I soon was hit with morning sickness. Well, for me it was morning, noon and night sickness. I had to give up my job in March due to the sickness and the fact that my office was full of lead. My office was located on the Sheriffs Department Training Facility. (i.e. shooting range)
We started looking for just the right doctor. We never did find one, but what we did find was a wonderful midwife. We chose to have our birth at a hospital run birthing center near our home. We chose the hospital run center due to the fact that I was slowly but surely becoming a high risk pregnancy. My morning sickness never did let up. I was given a home health care nurse to
come over and give me IV's whenever I started to get to dehydrated.
We moved into a larger condo and traded in our deluxe car for a compact to save money. We were now a one income family and planned to stay that way come hell or high water. I did not want to go back to work once our child was born and Douglas supported that decision wholeheartedly.
As soon as we were settled in the new condo we started to research childbirth methods. We wanted to try to have an all natural unmedicated birth. This led us to the Bradley Child Birth Method. After only thee classes, I was put on bedrest. That was it . . . I then spent the next few months at home with my feet up. The positive thing that came out of this was the fact that I now had lots of time to read all the books we had bought.
Our little girl was due on October 25, 1997. We knew we were going to have a little girl. We had an ultrasound about every third day after the 25th week due to my morning sickness and dehydration.
Well, October 25th came and went. But on the evening of October 26th on our way to visit my parents, my water broke. It was around 5 p.m. when we got to the hospital. My midwife was in San Diego until the morning which added a little stress, but then I was told I was only dilated to 1. That added even more stress. I knew we were in for a long night. I was lucky to have brought along my very own support system. My husband Douglas, of course; my mother who had never seen an actual birth in all of her 70 years; my sister in law, who had been my support throughout my difficult pregnancy; and my best pal Kathy for comic relief.

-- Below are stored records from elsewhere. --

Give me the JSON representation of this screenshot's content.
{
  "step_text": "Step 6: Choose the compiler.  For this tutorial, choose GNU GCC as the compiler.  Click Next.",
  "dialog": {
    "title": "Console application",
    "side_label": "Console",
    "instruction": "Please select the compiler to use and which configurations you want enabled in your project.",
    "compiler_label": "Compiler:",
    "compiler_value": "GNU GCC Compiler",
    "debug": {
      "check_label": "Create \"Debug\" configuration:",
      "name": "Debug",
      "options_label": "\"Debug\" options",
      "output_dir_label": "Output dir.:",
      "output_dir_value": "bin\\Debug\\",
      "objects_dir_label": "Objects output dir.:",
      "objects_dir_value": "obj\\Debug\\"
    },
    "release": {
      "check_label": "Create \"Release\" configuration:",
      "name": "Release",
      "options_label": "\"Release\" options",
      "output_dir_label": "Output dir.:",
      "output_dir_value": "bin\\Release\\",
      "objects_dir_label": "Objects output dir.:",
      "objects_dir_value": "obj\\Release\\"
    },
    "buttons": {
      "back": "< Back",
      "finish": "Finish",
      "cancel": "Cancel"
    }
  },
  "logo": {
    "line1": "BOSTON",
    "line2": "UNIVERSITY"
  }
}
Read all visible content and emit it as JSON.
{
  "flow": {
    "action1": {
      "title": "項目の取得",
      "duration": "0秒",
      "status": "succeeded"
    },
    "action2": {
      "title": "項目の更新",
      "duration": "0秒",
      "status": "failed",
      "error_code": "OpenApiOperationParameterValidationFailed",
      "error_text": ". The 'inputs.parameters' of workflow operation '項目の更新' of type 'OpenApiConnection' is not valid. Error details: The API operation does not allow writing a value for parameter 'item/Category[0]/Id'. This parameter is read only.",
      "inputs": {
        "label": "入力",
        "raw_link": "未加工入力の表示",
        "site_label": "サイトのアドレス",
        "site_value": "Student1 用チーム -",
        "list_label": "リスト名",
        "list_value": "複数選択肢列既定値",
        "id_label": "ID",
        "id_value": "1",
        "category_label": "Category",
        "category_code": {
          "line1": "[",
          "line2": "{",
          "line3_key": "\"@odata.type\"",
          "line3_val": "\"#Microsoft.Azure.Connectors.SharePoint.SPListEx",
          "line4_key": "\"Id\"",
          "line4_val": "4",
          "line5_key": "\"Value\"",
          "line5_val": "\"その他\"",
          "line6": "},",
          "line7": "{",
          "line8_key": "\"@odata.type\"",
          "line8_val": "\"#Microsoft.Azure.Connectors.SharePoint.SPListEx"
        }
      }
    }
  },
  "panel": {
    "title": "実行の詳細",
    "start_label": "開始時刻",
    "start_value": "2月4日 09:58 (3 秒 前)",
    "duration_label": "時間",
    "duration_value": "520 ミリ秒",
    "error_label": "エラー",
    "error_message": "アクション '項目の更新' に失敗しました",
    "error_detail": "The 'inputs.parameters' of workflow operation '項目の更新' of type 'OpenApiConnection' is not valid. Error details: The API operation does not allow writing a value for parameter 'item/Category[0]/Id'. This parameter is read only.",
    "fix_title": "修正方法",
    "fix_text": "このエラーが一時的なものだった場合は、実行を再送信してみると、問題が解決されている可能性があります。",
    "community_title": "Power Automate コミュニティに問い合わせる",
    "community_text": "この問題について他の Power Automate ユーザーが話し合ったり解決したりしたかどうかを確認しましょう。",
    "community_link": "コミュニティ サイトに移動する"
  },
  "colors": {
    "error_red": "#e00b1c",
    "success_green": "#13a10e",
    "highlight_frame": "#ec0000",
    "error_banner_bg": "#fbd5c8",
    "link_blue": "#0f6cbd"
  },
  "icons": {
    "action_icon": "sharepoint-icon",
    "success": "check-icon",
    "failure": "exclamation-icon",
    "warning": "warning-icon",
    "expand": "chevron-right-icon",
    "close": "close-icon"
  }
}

By 2 a.m. still no baby, and no progress. I was still only dilated to 1. The contractions had been 2 to 4 minutes all along with very bad back pain. The only thing I could do was to lean over Douglas when a contraction hit. By the time my midwife arrived at 7 a.m., I was dead on my feet, in a lot of pain, contractions still 2 to 4 minutes apart and only dilated to 2. Not looking real good. We wanted to have an unmedicated birth but now we were just shooting for a vaginal birth.
By 7:30 I was given pitocin to help dilation. YIKES! Now the contractions were one on top of the other. It went like this until I couldn't take it any more.

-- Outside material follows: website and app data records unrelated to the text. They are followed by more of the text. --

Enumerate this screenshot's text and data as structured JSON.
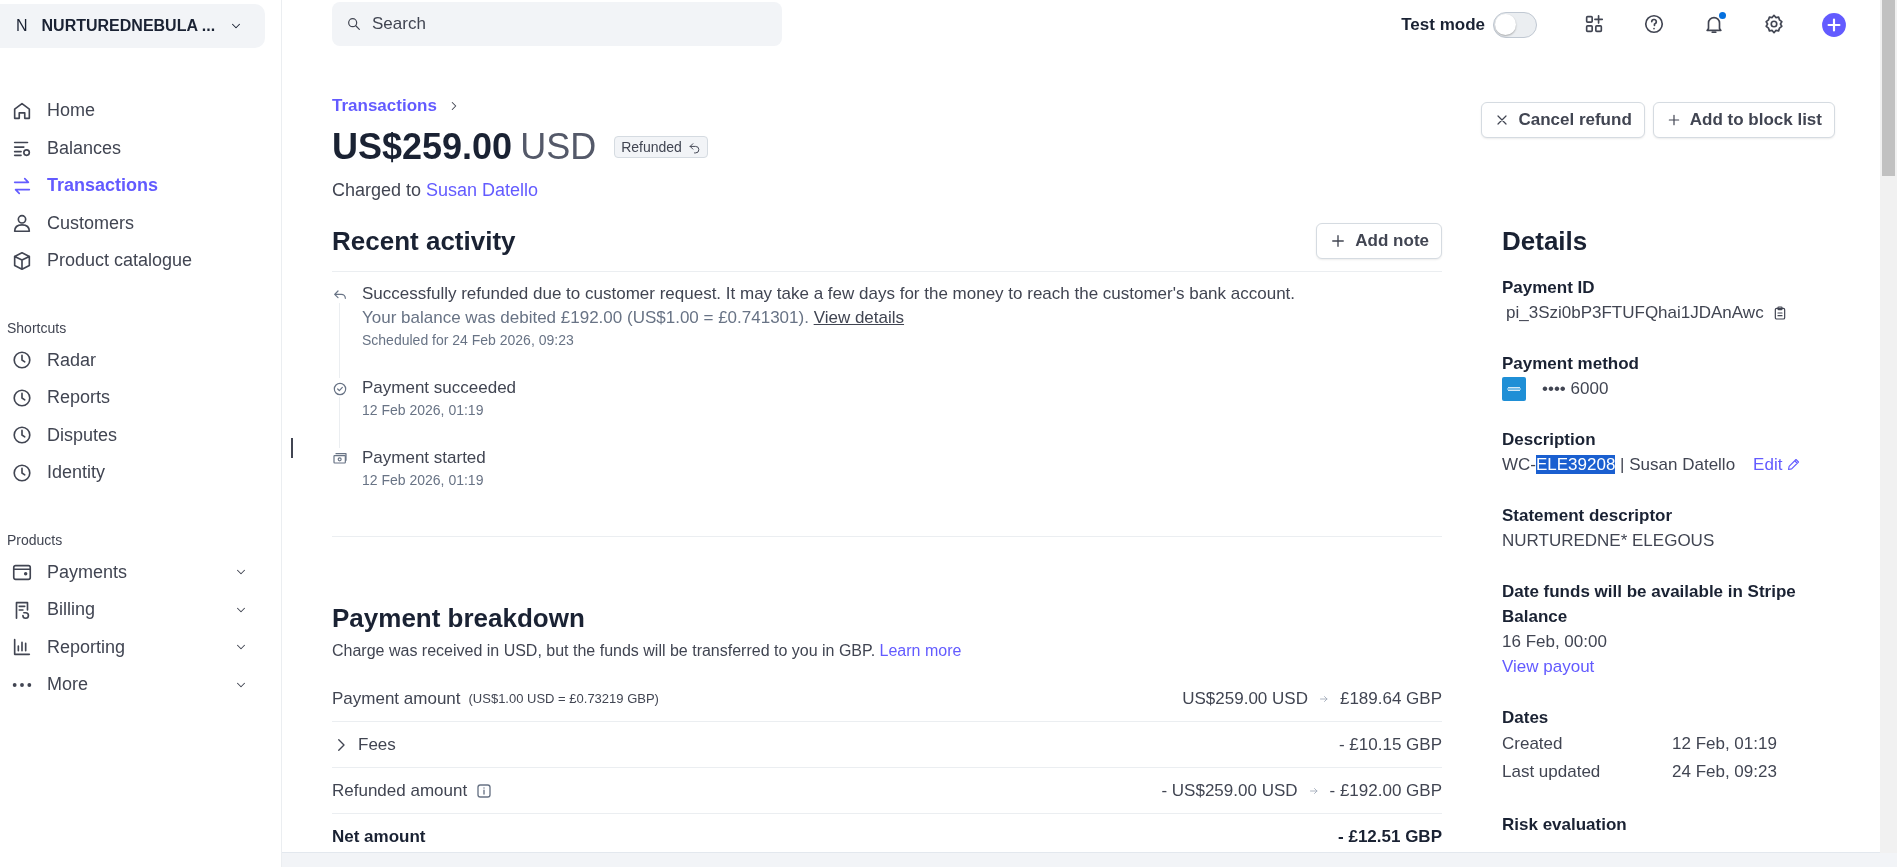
{
  "account": {
    "initial": "N",
    "name": "NURTUREDNEBULA ..."
  },
  "nav": [
    {
      "label": "Home",
      "selected": false
    },
    {
      "label": "Balances",
      "selected": false
    },
    {
      "label": "Transactions",
      "selected": true
    },
    {
      "label": "Customers",
      "selected": false
    },
    {
      "label": "Product catalogue",
      "selected": false
    }
  ],
  "shortcuts": {
    "title": "Shortcuts",
    "items": [
      {
        "label": "Radar"
      },
      {
        "label": "Reports"
      },
      {
        "label": "Disputes"
      },
      {
        "label": "Identity"
      }
    ]
  },
  "products": {
    "title": "Products",
    "items": [
      {
        "label": "Payments",
        "expanded": false
      },
      {
        "label": "Billing",
        "expanded": false
      },
      {
        "label": "Reporting",
        "expanded": false
      },
      {
        "label": "More",
        "expanded": false
      }
    ]
  },
  "search": {
    "placeholder": "Search"
  },
  "test_mode": {
    "label": "Test mode",
    "on": false
  },
  "notifications": {
    "unread": true
  },
  "breadcrumb": {
    "label": "Transactions"
  },
  "amount": {
    "value": "US$259.00",
    "currency": "USD",
    "status": "Refunded"
  },
  "charged_to": {
    "prefix": "Charged to",
    "customer": "Susan Datello"
  },
  "actions": [
    {
      "kind": "cancel",
      "label": "Cancel refund"
    },
    {
      "kind": "add",
      "label": "Add to block list"
    }
  ],
  "recent_activity": {
    "title": "Recent activity",
    "add_note": "Add note",
    "events": [
      {
        "kind": "refund",
        "text": "Successfully refunded due to customer request. It may take a few days for the money to reach the customer's bank account.",
        "detail": "Your balance was debited £192.00 (US$1.00 = £0.741301).",
        "link": "View details",
        "time": "Scheduled for 24 Feb 2026, 09:23"
      },
      {
        "kind": "succeeded",
        "text": "Payment succeeded",
        "time": "12 Feb 2026, 01:19"
      },
      {
        "kind": "started",
        "text": "Payment started",
        "time": "12 Feb 2026, 01:19"
      }
    ]
  },
  "breakdown": {
    "title": "Payment breakdown",
    "note": "Charge was received in USD, but the funds will be transferred to you in GBP.",
    "link": "Learn more",
    "rows": [
      {
        "kind": "rate",
        "label": "Payment amount",
        "rate": "(US$1.00 USD = £0.73219 GBP)",
        "from": "US$259.00 USD",
        "to": "£189.64 GBP"
      },
      {
        "kind": "expandable",
        "label": "Fees",
        "expanded": false,
        "to": "- £10.15 GBP"
      },
      {
        "kind": "info",
        "label": "Refunded amount",
        "from": "- US$259.00 USD",
        "to": "- £192.00 GBP"
      },
      {
        "kind": "total",
        "label": "Net amount",
        "to": "- £12.51 GBP"
      }
    ]
  },
  "details": {
    "title": "Details",
    "payment_id": {
      "label": "Payment ID",
      "value": "pi_3Szi0bP3FTUFQhai1JDAnAwc"
    },
    "payment_method": {
      "label": "Payment method",
      "number": "•••• 6000"
    },
    "description": {
      "label": "Description",
      "parts": [
        {
          "text": "WC-",
          "selected": false
        },
        {
          "text": "ELE39208",
          "selected": true
        },
        {
          "text": " | Susan Datello",
          "selected": false
        }
      ],
      "edit": "Edit"
    },
    "statement_descriptor": {
      "label": "Statement descriptor",
      "value": "NURTUREDNE* ELEGOUS"
    },
    "funds": {
      "label": "Date funds will be available in Stripe Balance",
      "value": "16 Feb, 00:00",
      "link": "View payout"
    },
    "dates": {
      "label": "Dates",
      "rows": [
        {
          "name": "Created",
          "value": "12 Feb, 01:19"
        },
        {
          "name": "Last updated",
          "value": "24 Feb, 09:23"
        }
      ]
    },
    "risk": {
      "label": "Risk evaluation"
    }
  }
}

At 3 p.m. I was given an epidural. By 3:30 I could rest. I even took a little nap. By 6:30 p.m. it was time to get the show in the road. The pain was back. I was dilated and the baby was on her way. After almost two hours of squat pushing she arrived, all eight and a half pounds of her. If you were keeping track of time, that would be from 5:00 pm to 8:08 pm the next day in labor.

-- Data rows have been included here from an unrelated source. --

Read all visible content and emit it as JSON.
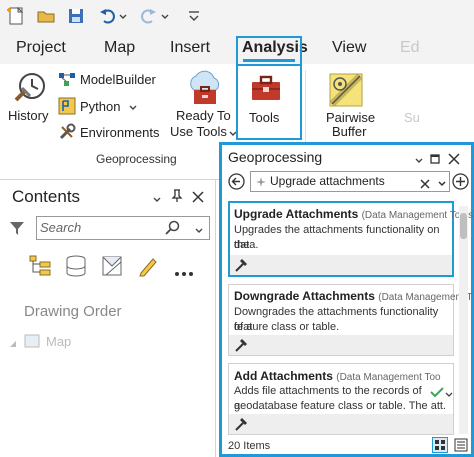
{
  "ribbon": {
    "tabs": [
      {
        "label": "Project"
      },
      {
        "label": "Map"
      },
      {
        "label": "Insert"
      },
      {
        "label": "Analysis",
        "active": true
      },
      {
        "label": "View"
      },
      {
        "label": "Ed"
      }
    ],
    "commands": {
      "history": "History",
      "modelbuilder": "ModelBuilder",
      "python": "Python",
      "environments": "Environments",
      "ready_to_use_line1": "Ready To",
      "ready_to_use_line2": "Use Tools",
      "tools": "Tools",
      "pairwise_line1": "Pairwise",
      "pairwise_line2": "Buffer",
      "faded": "Su"
    },
    "group_label": "Geoprocessing"
  },
  "contents": {
    "title": "Contents",
    "search_placeholder": "Search",
    "drawing_order": "Drawing Order",
    "map_item": "Map"
  },
  "geoprocessing": {
    "title": "Geoprocessing",
    "search_value": "Upgrade attachments",
    "items_count": "20 Items",
    "results": [
      {
        "title": "Upgrade Attachments",
        "toolbox": "(Data Management Tools)",
        "description_line1": "Upgrades the attachments functionality on the",
        "description_line2": "data.",
        "selected": true
      },
      {
        "title": "Downgrade Attachments",
        "toolbox": "(Data Management T",
        "description_line1": "Downgrades the attachments functionality of a",
        "description_line2": "feature class or table.",
        "selected": false
      },
      {
        "title": "Add Attachments",
        "toolbox": "(Data Management Too",
        "description_line1": "Adds file attachments to the records of a",
        "description_line2": "geodatabase feature class or table. The att.",
        "selected": false
      }
    ]
  },
  "colors": {
    "accent": "#1e9ad6",
    "ribbon_bg": "#f3f3f3",
    "python_yellow": "#f2c94c",
    "tools_red": "#c0392b",
    "check_green": "#3aa655"
  }
}
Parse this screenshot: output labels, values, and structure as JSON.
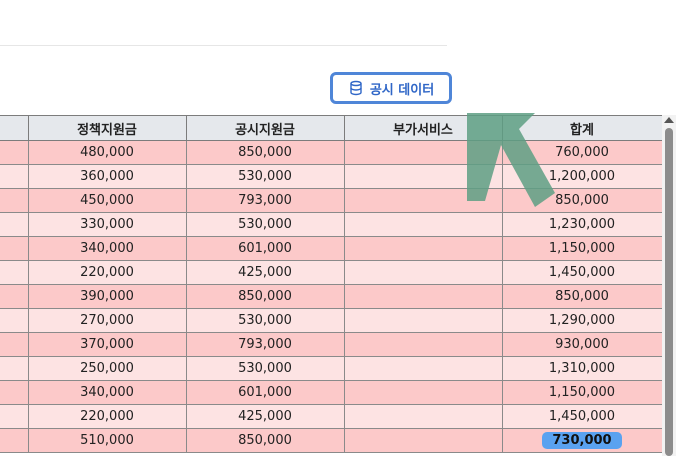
{
  "toolbar": {
    "public_data_button_label": "공시 데이터",
    "public_data_icon": "database-icon"
  },
  "table": {
    "headers": [
      "",
      "정책지원금",
      "공시지원금",
      "부가서비스",
      "합계"
    ],
    "rows": [
      [
        "",
        "480,000",
        "850,000",
        "",
        "760,000"
      ],
      [
        "",
        "360,000",
        "530,000",
        "",
        "1,200,000"
      ],
      [
        "",
        "450,000",
        "793,000",
        "",
        "850,000"
      ],
      [
        "",
        "330,000",
        "530,000",
        "",
        "1,230,000"
      ],
      [
        "",
        "340,000",
        "601,000",
        "",
        "1,150,000"
      ],
      [
        "",
        "220,000",
        "425,000",
        "",
        "1,450,000"
      ],
      [
        "",
        "390,000",
        "850,000",
        "",
        "850,000"
      ],
      [
        "",
        "270,000",
        "530,000",
        "",
        "1,290,000"
      ],
      [
        "",
        "370,000",
        "793,000",
        "",
        "930,000"
      ],
      [
        "",
        "250,000",
        "530,000",
        "",
        "1,310,000"
      ],
      [
        "",
        "340,000",
        "601,000",
        "",
        "1,150,000"
      ],
      [
        "",
        "220,000",
        "425,000",
        "",
        "1,450,000"
      ],
      [
        "",
        "510,000",
        "850,000",
        "",
        "730,000"
      ]
    ],
    "highlighted_cell": "730,000"
  },
  "colors": {
    "accent": "#4f86d8",
    "row_odd": "#fcc9c9",
    "row_even": "#fde3e3",
    "highlight": "#5aa2f0",
    "overlay_arrow": "#5e9f84"
  }
}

The labor had been very long and I was very tired but the first thing I wanted to do was to hold my little girl next to me, close to my heart and breastfeed. My midwife had warned me that she might not breastfeed right away due to the fact that I had a long medicated labor. I did not get my hopes too high. Cecilia surprised even a veteran midwife and went straight to breast and had a little nursing. This was the start of our nursing relationship. After a short but, oh so sweet nursing, she was off with her daddy to get a bath and to get the once over by the doctor. Her daddy brought her back to me about two hours later. It had been a long day so we had another little nursing and off to bed. My Husband, myself and Cecilia did get to room together the first night, but in the morning she was sent to NICU. It broke my heart!
During labor I had an elevated fever and so did Cecilia. So just to be on the safe side, she was sent to NICU to get a series of antibiotics.
My midwife sent me a pump and told me to start pumping to help bring in my milk. I wanted very much to breastfeed Cecilia while she was in NICU. So we spent the next few days and nights in the NICU unit. Cecilia nursed very successfully ~ so successfully that she would not take a bottle. The NICU nurses would call me in the middle of the night to come and feed her. I was released from the hospital without my little girl. Leaving the hospital and going home without my little one was by far the hardest thing I have ever done. I didn't spend much time at home because I wanted to keep nursing, even after the NICU nurse gave me a lecture about nipple confusion and how it wouldn't happen to us because Cecilia was so young. I wasn't going to take any chances.
On the afternoon of October 31, 1997, we were able to bring our little Cecilia home, but not without some strings attached. She had to keep getting medication twice a day. We had a home health care nurse come into our home to administer it via IV medication. This lasted for only a week.
Today Cecilia is a happy, healthy breastfeeding baby! We thank God everyday for our little girl, she is the light of our lives!